Before Commitment/After Diagnosis

We each keep time in different ways, with our own personal clocks and calendars. Measuring the days and years, remembering […]

We each keep time in different ways, with our own personal clocks and calendars. Measuring the days and years, remembering or forgetting, keeping track of our histories.

My friends, Jim and Erin, measure their lives by their baby’s birth, her first steps, first words. As Fiona experiences everything for the first time, Jim and Erin are also rediscovering the wonder of simply living.

My friend Chris is a Navy aviator. His life changes as he moves from base to base, ship to ship, as he rises in rank and responsibility. His calendar is connected with actions, orders and the oaths he’s taken.

Some of us measure the time by our relationships, our jobs, our travels. Athletes and fans go by games, seasons and championships. Some judge the time by political and historical situations, by fluctuations in the stock market, by what they buy, what car they drive or where they live.

As Einstein taught us, time is relative–it isn’t perceived the same by everyone. It moves and shifts. His example of a minute spent sitting on a hot stove versus one spent looking at Marilyn Monroe is especially graphic. Time spent in pain, loneliness or despair can have its own speed–as can time spent lying on a beach in the Caribbean, or sitting in the backseat with your older sister on a two-hour car ride to visit relatives. “Are we there yet?”

The defining factor for how I’ve measured my time and life has been my struggle with major depression. Understandably, it’s colored my perspective on the world, controlled the radar of how I look at my life.

I’ve mapped my life by my hospitalizations (hospitable or not), by medications prescribed (and sometimes even taken), by therapy, treatment and groups. DBT, ECT, SSRIs, CATs, PETs, MRIs, and “pick yourself up by your bootstraps.” The first hospital I was in as a teenager was the Adolescent Psychiatric Unit of the Mayo Clinic. In my own historical time line, there’s B.C. (Before Commitment) or A.D. (After Diagnosis). It was at The Unit that I was told that I was mentally ill, where I mistakenly began to believe myself to be somehow different, broken, one of the damned.

Broken relationships, fights with my family, lost jobs, missed opportunities–these were the benchmarks and calendars of my life. Disappointments, sadness, regrets. And time never healed those wounds.

For me it was people, friendship, love. Somehow, through all of the pain that I believed made up 99 percent of my world, special people came to my rescue.
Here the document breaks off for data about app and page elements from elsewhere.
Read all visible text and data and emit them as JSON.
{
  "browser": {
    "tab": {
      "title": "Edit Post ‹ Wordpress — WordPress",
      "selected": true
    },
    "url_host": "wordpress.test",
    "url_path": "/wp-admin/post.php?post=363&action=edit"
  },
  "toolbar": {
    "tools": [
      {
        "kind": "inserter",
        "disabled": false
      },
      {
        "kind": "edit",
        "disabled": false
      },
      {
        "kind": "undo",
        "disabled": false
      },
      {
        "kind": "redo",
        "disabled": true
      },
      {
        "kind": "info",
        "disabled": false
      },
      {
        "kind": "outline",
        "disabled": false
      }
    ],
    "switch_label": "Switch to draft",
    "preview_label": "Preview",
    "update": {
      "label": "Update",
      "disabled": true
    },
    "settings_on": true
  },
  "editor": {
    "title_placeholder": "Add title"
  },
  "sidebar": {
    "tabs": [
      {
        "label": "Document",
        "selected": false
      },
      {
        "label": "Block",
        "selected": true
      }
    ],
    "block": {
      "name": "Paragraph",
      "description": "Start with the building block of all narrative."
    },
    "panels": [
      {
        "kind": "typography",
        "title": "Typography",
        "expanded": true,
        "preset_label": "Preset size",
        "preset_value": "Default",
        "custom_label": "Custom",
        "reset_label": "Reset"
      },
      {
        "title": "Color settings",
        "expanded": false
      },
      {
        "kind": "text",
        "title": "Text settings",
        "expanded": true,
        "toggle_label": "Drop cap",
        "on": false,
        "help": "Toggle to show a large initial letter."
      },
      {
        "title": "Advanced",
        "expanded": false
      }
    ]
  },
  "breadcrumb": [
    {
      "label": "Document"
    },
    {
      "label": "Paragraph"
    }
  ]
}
Friends, family, sometimes total strangers: mental health professionals, doctors’ receptionists, the guy that bagged my groceries. People would smile, tell jokes, make some small connection. Little moments of kindness and aid that started to add up. Small, enormous things that would “wake me up,” for a minute or two. I’d seen the world as such a tough, cold place that it took a while for my heart to thaw, to reawaken and readjust that radar. As I became aware of the kind people around me, I started experimenting, almost scientifically, and discovered that my shame made me drop my eyes and my pain made me close my ears–sometimes in fear, but sometimes in feeling I wasn’t deserving of kindness. When I’d look people in the eyes and actually listen to what they said, be in the moment with them–whether it was a four-hour date or the five seconds it took for the cashier to give me my change–it was a different world. I started seeing that everyone was hurting or cautious in some way, and needed a kind word or moment. I could truly identify with that and perhaps I had something to offer, too.
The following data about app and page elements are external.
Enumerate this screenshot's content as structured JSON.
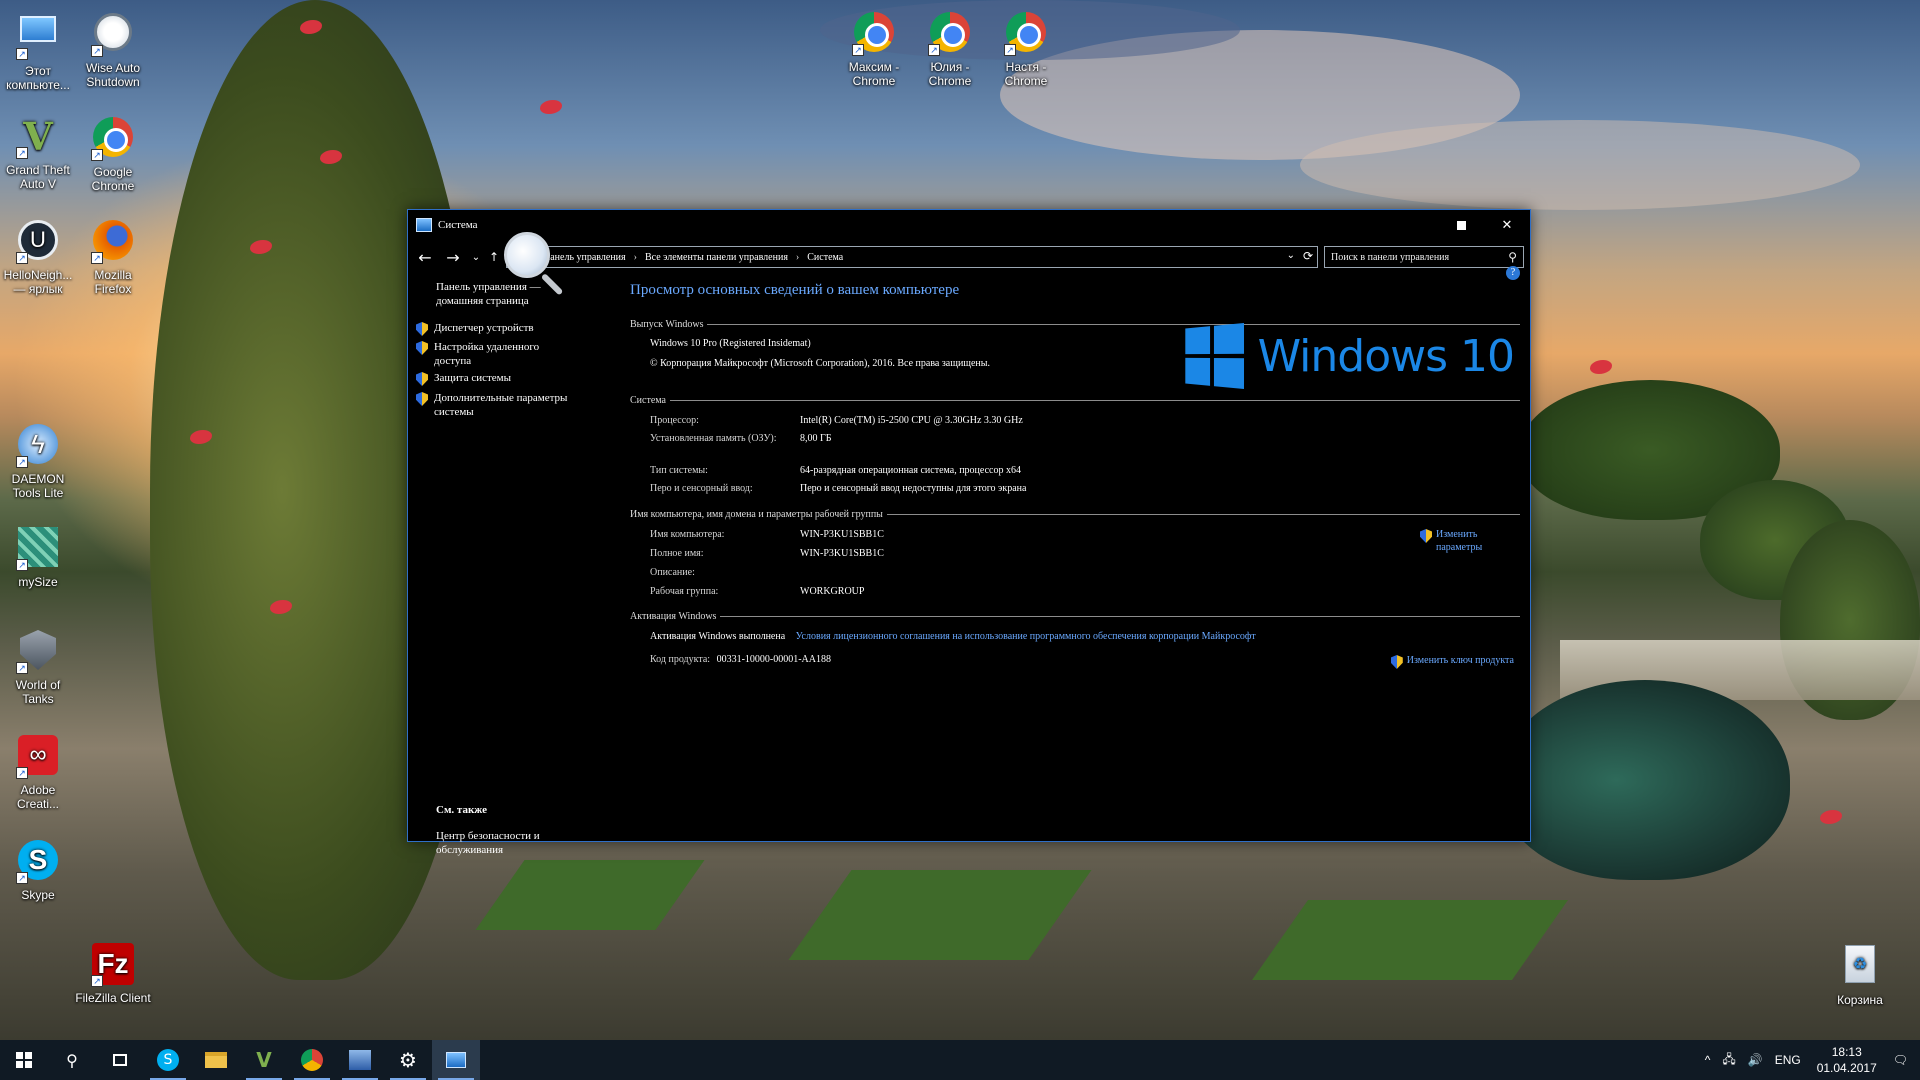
{
  "desktop": {
    "icons": [
      {
        "label": "Этот компьюте...",
        "icon": "this-pc-icon"
      },
      {
        "label": "Wise Auto Shutdown",
        "icon": "wise-auto-shutdown-icon"
      },
      {
        "label": "Grand Theft Auto V",
        "icon": "gta-v-icon"
      },
      {
        "label": "Google Chrome",
        "icon": "chrome-icon"
      },
      {
        "label": "HelloNeigh... — ярлык",
        "icon": "unreal-icon"
      },
      {
        "label": "Mozilla Firefox",
        "icon": "firefox-icon"
      },
      {
        "label": "DAEMON Tools Lite",
        "icon": "daemon-tools-icon"
      },
      {
        "label": "mySize",
        "icon": "mysize-icon"
      },
      {
        "label": "World of Tanks",
        "icon": "world-of-tanks-icon"
      },
      {
        "label": "Adobe Creati...",
        "icon": "adobe-cc-icon"
      },
      {
        "label": "Skype",
        "icon": "skype-icon"
      },
      {
        "label": "FileZilla Client",
        "icon": "filezilla-icon"
      },
      {
        "label": "Максим - Chrome",
        "icon": "chrome-profile-icon"
      },
      {
        "label": "Юлия - Chrome",
        "icon": "chrome-profile-icon"
      },
      {
        "label": "Настя - Chrome",
        "icon": "chrome-profile-icon"
      },
      {
        "label": "Корзина",
        "icon": "recycle-bin-icon"
      }
    ]
  },
  "window": {
    "title": "Система",
    "breadcrumb": [
      "Панель управления",
      "Все элементы панели управления",
      "Система"
    ],
    "search_placeholder": "Поиск в панели управления",
    "left_home": "Панель управления — домашняя страница",
    "left_links": [
      "Диспетчер устройств",
      "Настройка удаленного доступа",
      "Защита системы",
      "Дополнительные параметры системы"
    ],
    "see_also": "См. также",
    "security_link": "Центр безопасности и обслуживания",
    "heading": "Просмотр основных сведений о вашем компьютере",
    "edition": {
      "section": "Выпуск Windows",
      "name": "Windows 10 Pro (Registered Insidemat)",
      "copyright": "© Корпорация Майкрософт (Microsoft Corporation), 2016. Все права защищены.",
      "logo_text": "Windows 10"
    },
    "system": {
      "section": "Система",
      "rows": [
        {
          "k": "Процессор:",
          "v": "Intel(R) Core(TM) i5-2500 CPU @ 3.30GHz 3.30 GHz"
        },
        {
          "k": "Установленная память (ОЗУ):",
          "v": "8,00 ГБ"
        },
        {
          "k": "Тип системы:",
          "v": "64-разрядная операционная система, процессор x64"
        },
        {
          "k": "Перо и сенсорный ввод:",
          "v": "Перо и сенсорный ввод недоступны для этого экрана"
        }
      ]
    },
    "computer": {
      "section": "Имя компьютера, имя домена и параметры рабочей группы",
      "rows": [
        {
          "k": "Имя компьютера:",
          "v": "WIN-P3KU1SBB1C"
        },
        {
          "k": "Полное имя:",
          "v": "WIN-P3KU1SBB1C"
        },
        {
          "k": "Описание:",
          "v": ""
        },
        {
          "k": "Рабочая группа:",
          "v": "WORKGROUP"
        }
      ],
      "change_link": "Изменить параметры"
    },
    "activation": {
      "section": "Активация Windows",
      "status_label": "Активация Windows выполнена",
      "terms_link": "Условия лицензионного соглашения на использование программного обеспечения корпорации Майкрософт",
      "product_label": "Код продукта:",
      "product_id": "00331-10000-00001-AA188",
      "change_key_link": "Изменить ключ продукта"
    }
  },
  "taskbar": {
    "language": "ENG",
    "time": "18:13",
    "date": "01.04.2017"
  }
}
Ken Keyes Jr. said: “A loving person lives in a loving world. A hostile person lives in a hostile world. Everyone you meet is your mirror.” It’s taken some time, but my mirror on the world is changing. My “inner tyrant” still tries to sabotage me, but I’m able to look at the stars and wonder again. I can go into a store and talk to strangers. I can visit friends and family and spend time with them, staying in the moment–not going into the past, future or some fantasy world. I can be with myself and not be overwhelmed with sadness or loneliness. I can measure my life and days in new ways: the friends, the new people I get to meet, the places I go. I still deal with my mental illness and multiple sclerosis every day. But it isn’t what totally defines and measures my days.

As I wake up and exist in the moment, my days seem fuller and don’t rush past with such a terrible, empty pace. There seem to be so many more positive minutes to outweigh the painful ones, and that gives me the hope and courage to keep trying. Paying attention to living changed everything, and woke me up–my disabilities hadn’t ruined my life, but enriched it, helping me to value friendships and experience over money. To know appearance for the illusion it is. To remember that I am the choices I make. That my life is precious and unique, and that the gifts of kindness I can give to others and myself are what will ultimately measure my life.